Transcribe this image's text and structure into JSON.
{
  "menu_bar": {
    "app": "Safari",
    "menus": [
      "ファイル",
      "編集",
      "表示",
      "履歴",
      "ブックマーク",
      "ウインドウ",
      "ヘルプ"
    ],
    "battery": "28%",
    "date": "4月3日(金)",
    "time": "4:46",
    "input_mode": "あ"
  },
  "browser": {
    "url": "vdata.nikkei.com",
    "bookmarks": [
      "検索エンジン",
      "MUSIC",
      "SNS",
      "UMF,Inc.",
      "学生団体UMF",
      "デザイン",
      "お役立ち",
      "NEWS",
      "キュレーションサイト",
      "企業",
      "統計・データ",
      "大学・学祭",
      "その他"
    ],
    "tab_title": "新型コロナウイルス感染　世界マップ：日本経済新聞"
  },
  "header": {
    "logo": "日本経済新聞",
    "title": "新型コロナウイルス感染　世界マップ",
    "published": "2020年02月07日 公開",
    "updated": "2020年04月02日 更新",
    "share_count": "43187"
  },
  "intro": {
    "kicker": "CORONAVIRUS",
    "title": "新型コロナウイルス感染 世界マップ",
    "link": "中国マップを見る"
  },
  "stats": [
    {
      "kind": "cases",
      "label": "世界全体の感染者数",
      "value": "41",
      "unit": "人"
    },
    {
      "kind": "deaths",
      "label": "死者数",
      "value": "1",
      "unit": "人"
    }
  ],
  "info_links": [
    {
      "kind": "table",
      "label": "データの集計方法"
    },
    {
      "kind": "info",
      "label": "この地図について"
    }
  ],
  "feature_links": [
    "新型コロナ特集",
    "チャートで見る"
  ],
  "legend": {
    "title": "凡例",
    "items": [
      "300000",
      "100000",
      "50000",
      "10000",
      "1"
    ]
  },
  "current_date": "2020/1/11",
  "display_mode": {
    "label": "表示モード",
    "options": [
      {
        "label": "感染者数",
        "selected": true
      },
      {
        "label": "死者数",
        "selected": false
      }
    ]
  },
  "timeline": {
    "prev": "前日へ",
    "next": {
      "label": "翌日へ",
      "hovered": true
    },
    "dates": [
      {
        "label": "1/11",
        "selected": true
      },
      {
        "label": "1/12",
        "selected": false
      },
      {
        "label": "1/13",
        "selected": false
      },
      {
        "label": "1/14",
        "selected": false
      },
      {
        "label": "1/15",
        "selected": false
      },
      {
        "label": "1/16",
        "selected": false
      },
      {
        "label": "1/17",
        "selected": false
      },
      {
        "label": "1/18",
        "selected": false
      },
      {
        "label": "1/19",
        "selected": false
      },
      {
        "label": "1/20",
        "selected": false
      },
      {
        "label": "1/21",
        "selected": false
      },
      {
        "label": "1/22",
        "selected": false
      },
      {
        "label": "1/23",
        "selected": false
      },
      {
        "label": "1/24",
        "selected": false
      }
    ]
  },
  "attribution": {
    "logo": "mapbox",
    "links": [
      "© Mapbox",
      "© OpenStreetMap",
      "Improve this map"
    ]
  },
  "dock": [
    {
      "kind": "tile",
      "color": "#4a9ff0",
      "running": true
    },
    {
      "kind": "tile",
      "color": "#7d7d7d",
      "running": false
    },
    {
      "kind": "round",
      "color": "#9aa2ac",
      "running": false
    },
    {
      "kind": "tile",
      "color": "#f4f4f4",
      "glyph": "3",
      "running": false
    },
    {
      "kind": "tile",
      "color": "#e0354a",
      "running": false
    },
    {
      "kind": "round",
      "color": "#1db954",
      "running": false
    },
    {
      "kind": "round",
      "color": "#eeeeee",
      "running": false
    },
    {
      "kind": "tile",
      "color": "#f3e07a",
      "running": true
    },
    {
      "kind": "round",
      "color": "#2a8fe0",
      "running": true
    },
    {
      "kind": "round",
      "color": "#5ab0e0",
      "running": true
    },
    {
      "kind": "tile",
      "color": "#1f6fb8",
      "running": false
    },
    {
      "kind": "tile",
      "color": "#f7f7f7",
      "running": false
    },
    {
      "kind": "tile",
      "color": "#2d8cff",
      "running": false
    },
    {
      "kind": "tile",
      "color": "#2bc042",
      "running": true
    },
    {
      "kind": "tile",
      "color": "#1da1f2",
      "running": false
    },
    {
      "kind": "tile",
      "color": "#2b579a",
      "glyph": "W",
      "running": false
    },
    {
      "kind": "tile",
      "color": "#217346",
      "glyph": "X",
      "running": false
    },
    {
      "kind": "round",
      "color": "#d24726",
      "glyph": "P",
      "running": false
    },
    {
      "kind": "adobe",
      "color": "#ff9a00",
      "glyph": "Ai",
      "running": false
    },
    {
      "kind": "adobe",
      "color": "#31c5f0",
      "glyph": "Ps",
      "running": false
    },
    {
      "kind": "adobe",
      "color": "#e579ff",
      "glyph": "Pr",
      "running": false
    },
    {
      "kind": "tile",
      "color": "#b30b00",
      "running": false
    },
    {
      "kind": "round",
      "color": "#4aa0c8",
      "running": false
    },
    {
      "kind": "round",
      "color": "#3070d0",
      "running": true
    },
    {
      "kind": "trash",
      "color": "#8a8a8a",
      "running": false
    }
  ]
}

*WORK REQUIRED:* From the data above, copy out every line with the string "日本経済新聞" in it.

*RESULT OF THIS TASK:*
    "tab_title": "新型コロナウイルス感染　世界マップ：日本経済新聞"
    "logo": "日本経済新聞",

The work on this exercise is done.